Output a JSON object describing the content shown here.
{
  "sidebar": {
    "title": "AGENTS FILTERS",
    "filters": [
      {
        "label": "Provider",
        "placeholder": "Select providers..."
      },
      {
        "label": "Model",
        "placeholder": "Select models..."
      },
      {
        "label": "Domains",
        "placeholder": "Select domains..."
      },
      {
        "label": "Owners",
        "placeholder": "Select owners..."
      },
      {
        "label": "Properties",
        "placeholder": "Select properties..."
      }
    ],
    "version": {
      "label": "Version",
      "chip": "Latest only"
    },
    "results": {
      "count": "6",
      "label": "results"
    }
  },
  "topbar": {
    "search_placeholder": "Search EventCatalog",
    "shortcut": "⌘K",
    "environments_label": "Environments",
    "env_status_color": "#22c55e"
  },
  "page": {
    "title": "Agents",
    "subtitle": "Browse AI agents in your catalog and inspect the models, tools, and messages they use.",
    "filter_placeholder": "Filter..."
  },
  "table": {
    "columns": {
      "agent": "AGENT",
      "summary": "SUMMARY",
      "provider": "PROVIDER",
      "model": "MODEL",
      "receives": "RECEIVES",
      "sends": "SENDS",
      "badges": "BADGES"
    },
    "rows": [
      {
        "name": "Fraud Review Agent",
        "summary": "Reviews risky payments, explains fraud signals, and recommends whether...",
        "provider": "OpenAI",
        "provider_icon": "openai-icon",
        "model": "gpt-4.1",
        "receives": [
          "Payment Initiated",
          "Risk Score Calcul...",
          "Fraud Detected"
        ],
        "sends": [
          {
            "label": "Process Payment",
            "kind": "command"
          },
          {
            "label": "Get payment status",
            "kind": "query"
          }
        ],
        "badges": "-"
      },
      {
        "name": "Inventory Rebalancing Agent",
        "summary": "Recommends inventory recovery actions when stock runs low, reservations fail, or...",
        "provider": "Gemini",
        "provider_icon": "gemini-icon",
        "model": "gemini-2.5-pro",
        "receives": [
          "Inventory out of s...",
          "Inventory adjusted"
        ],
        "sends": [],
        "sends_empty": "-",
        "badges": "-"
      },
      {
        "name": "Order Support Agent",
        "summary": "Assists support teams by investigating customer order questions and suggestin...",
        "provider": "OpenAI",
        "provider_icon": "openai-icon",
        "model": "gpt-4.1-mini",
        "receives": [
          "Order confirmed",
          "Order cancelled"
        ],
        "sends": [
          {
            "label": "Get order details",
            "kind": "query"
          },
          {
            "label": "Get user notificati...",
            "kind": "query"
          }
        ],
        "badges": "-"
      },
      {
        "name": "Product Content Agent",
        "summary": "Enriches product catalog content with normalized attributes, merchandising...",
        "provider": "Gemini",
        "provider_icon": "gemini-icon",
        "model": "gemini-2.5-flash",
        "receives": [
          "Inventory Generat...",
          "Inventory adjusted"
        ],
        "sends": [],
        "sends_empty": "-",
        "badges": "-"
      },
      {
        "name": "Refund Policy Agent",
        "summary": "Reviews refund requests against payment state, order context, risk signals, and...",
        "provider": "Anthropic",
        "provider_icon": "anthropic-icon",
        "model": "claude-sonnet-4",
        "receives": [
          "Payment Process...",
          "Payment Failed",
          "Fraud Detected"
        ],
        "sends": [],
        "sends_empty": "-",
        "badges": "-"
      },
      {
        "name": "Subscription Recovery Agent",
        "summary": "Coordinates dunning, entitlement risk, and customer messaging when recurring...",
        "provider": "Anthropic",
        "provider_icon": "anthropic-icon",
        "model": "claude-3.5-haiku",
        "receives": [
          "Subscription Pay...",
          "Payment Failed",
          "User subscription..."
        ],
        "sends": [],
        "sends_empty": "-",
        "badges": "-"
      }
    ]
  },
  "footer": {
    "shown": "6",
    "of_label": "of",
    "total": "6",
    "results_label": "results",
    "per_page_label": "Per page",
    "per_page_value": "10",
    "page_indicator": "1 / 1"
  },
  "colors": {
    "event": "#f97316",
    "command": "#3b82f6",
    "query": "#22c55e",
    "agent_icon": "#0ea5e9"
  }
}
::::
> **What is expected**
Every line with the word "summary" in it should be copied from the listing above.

> **Solution for this problem**
      "summary": "SUMMARY",
        "summary": "Reviews risky payments, explains fraud signals, and recommends whether...",
        "summary": "Recommends inventory recovery actions when stock runs low, reservations fail, or...",
        "summary": "Assists support teams by investigating customer order questions and suggestin...",
        "summary": "Enriches product catalog content with normalized attributes, merchandising...",
        "summary": "Reviews refund requests against payment state, order context, risk signals, and...",
        "summary": "Coordinates dunning, entitlement risk, and customer messaging when recurring...",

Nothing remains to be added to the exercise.